Traditional Publishing

Point of View Quickly Brings a Story to Life

By G. Miki Hayden
Instructor at Writer's Digest University online and private writing coach – Wednesday December 4, 2019

Intimacy with characters will hook your readers

A close point of view, whether first person or third, will supply the inner meaning to a story. Such an intimate point of view brings to any piece of fiction insight, warmth, understandable human foibles, and an empathetic reader attraction to the character. This “limited” point of view facilitates a direct transmission of emotion. Without such a specific character perspective, all the readers have to enlighten them is outer description—although externals can, of course, go a long way to pointing to feeling and shoring up emotional declarations.

The bottom line in regard to point of view is that today’s techniques of writing fiction have moved well beyond the unfocused omniscient voice of another, less sophisticated time. More than 90 percent of fiction written currently is presented in a limited third person voice. While, in my opinion, first person point of view can work equally well, I feel neither editors nor readers will tolerate the distant and overly formal convention of yesteryear’s omniscient viewpoint.

"Come in and wash up, sweetheart," the father called, holding the door open for his wife, while coaxing Janet out of hiding.

Now suppose the author were to actually write this from the father’s viewpoint.

"Come in and wash up, sweetheart," Daniel called, holding the door open for his wife, while coaxing Janet out of hiding. All Daniel wanted at dinner tonight was a bit of peace. Lil had been edgy lately in a way that mystified him. Perhaps he was himself to blame, as the head of the household—the man, the husband. But then Lil took out her unhappiness on Janet. And Janet could no more help being Janet than, well, okay, than Lil could help being Lil. Being the peacemaker, he was the one who had to make this work.

Point of view is one of the most important elements in fiction and often very poorly understood by new writers. All scenes should have a character point of view and only one point of view—though a chapter or an entire novel can have many different points of view. Changing point of view within a scene is frowned on these days, however, and is called “head hopping.” While you will find examples of that in many an established author’s work, the use of more than one viewpoint within a scene won’t be accepted by agents or editors from a novice writer.


Show Don’t Tell?

What I also see in regard to point of view is a miscomprehension of “show don’t tell.” We do tell when we tell from a particular point of view. If we don’t tell, we have a rather dry expression of character emotion.

"She struggled with the latch and shot Joe an angry look when the box wouldn’t open."

Well, okay, we now know she’s angry, but she may be feeling and thinking a lot of other things, things that can’t be seen from the outside.

"She struggled desperately with the latch. The box had to open. She wanted to take a hammer to it, but if she broke the thing, Hester would know she’d seen what was inside. She could have wept, but instead took her frustration out on Joe, sending him an angry look to say this whole miserable situation was his stupid fault."
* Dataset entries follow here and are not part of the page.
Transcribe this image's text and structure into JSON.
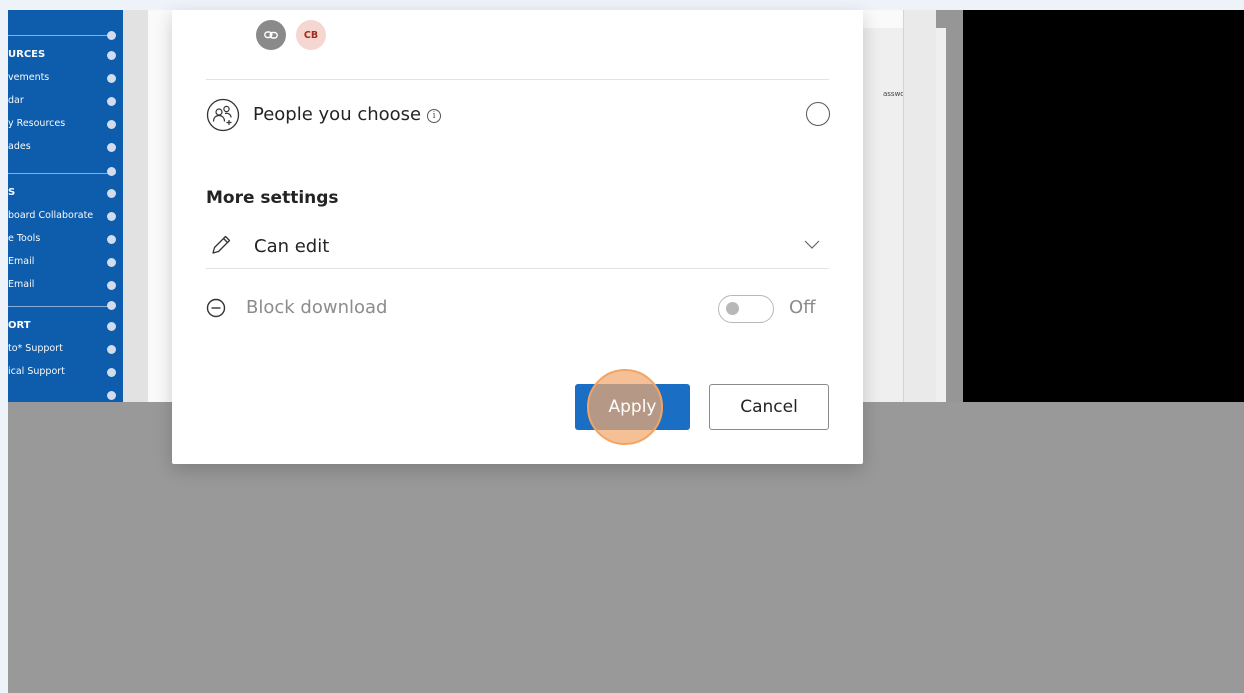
{
  "background_app": {
    "sidebar": {
      "items": [
        {
          "label": "URCES",
          "head": true
        },
        {
          "label": "vements"
        },
        {
          "label": "dar"
        },
        {
          "label": "y Resources"
        },
        {
          "label": "ades"
        },
        {
          "label": "S",
          "head": true
        },
        {
          "label": "board Collaborate"
        },
        {
          "label": "e Tools"
        },
        {
          "label": "Email"
        },
        {
          "label": " Email"
        },
        {
          "label": "ORT",
          "head": true
        },
        {
          "label": "to* Support"
        },
        {
          "label": "ical Support"
        }
      ]
    },
    "snippet_text": "assword."
  },
  "dialog": {
    "avatars": {
      "link_icon": "link-icon",
      "initials": "CB"
    },
    "people_option": {
      "label": "People you choose",
      "info_glyph": "i",
      "icon": "people-add-icon"
    },
    "more_settings": {
      "title": "More settings",
      "permission": {
        "value": "Can edit",
        "icon": "pencil-icon",
        "dropdown_icon": "chevron-down-icon"
      },
      "block_download": {
        "label": "Block download",
        "state": "Off",
        "icon": "minus-circle-icon"
      }
    },
    "buttons": {
      "apply": "Apply",
      "cancel": "Cancel"
    }
  },
  "colors": {
    "primary": "#1a6fc4",
    "sidebar": "#0e5fb0",
    "click_highlight": "#f3a463"
  }
}
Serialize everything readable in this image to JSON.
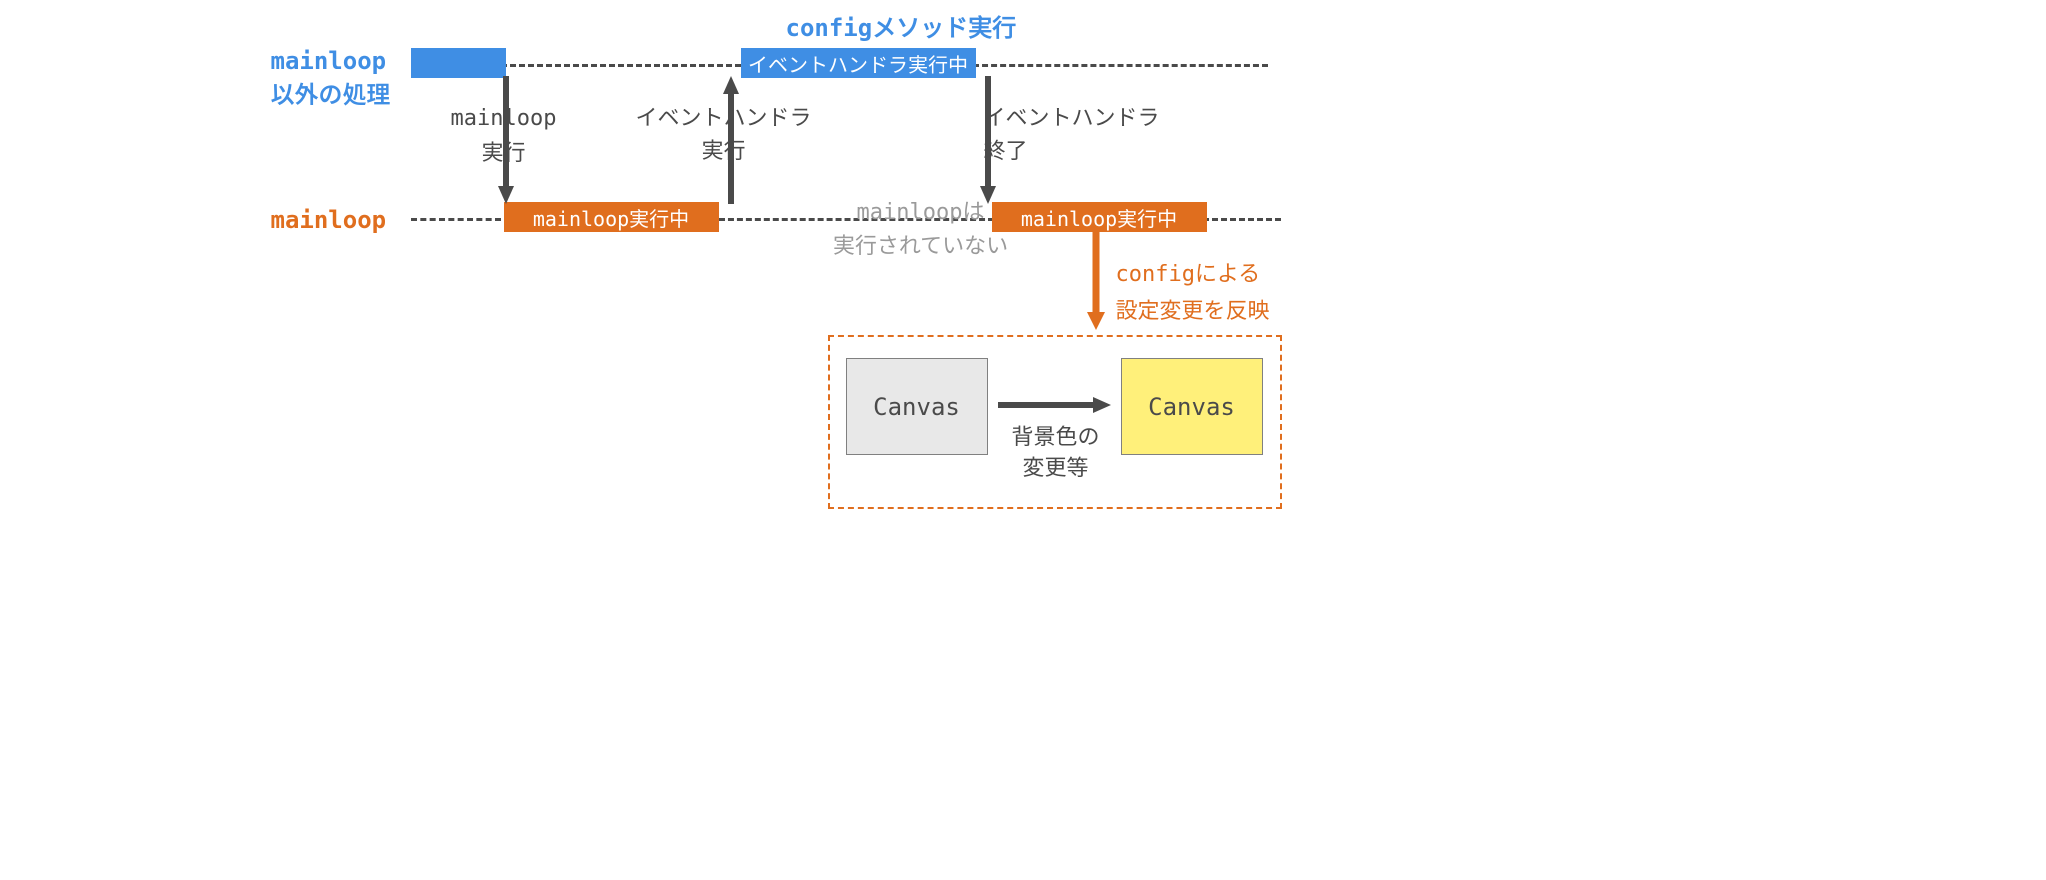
{
  "colors": {
    "blue": "#3F8EE4",
    "orange": "#E06E1E",
    "grey": "#4a4a4a",
    "muted": "#9a9a9a"
  },
  "top_title": "configメソッド実行",
  "lane_labels": {
    "outside": {
      "line1": "mainloop",
      "line2": "以外の処理"
    },
    "mainloop": "mainloop"
  },
  "bars": {
    "blue_start": "",
    "blue_handler": "イベントハンドラ実行中",
    "orange_run1": "mainloop実行中",
    "orange_run2": "mainloop実行中"
  },
  "arrow_texts": {
    "down1": {
      "line1": "mainloop",
      "line2": "実行"
    },
    "up1": {
      "line1": "イベントハンドラ",
      "line2": "実行"
    },
    "down2": {
      "line1": "イベントハンドラ",
      "line2": "終了"
    }
  },
  "mid_note": {
    "line1": "mainloopは",
    "line2": "実行されていない"
  },
  "config_note": {
    "line1": "configによる",
    "line2": "設定変更を反映"
  },
  "canvas_label": "Canvas",
  "change_label": {
    "line1": "背景色の",
    "line2": "変更等"
  }
}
What happens generally in the case of a writer trying to avoid “telling,” is that the author will fall back on dialogue. Well, dialogue and plenty of it is a very good thing. But dialogue doesn’t fill the bill alone for at least a couple of reasons. The point of view character isn’t going to tell Joe that she could weep from frustration, and also, we want to vary our delivery of absolutely every type of communication we make to the reader. We can’t just have talk.

We do, indeed, want dialogue, but we also want point of view narration. We want the character to say whatever she will say to Joe and also want her to keep her emotions hidden in the way that would be appropriate to her and suitable within the relationship. The reader, however, is entitled to know the POV character’s innermost thoughts, and thus, we tell. Telling broadens what we can share with the reader.

As an exercise, take a scene from your own writing and see if you’ve used a specific character’s point of view and only one POV in that scene. Do you tell what can’t be said in dialogue? Or do you only share character insights in dialogue and not in narration? Try a rewrite and see how that goes.

All this falls within what we do in establishing and using point of view.

About the Author

Writing the MysteryThe Naked WriterG. Miki Hayden is the author of the comprehensive writing style guide, The Naked Writer, and the award-winning guide for mystery writers, Writing the Mystery: A Start-to-Finish Guide for Both Novice and Professional, both of which are available now from JP&A Dyson.

"Whatever your habitual errors are, punctuation, writing style, or even not understanding what the agents/editors are looking for, if you'd like to correct your flaws, take a class with me at Writer's Digest: Or for some less-expensive guidance, you might want to download The Naked Writer for your Kindle at Amazon. Yes, I work with clients privately. Find me on Facebook."

G. Miki Hayden always has a new class starting at Writer's Digest. The feedback she gives is personal, thorough, and actionable.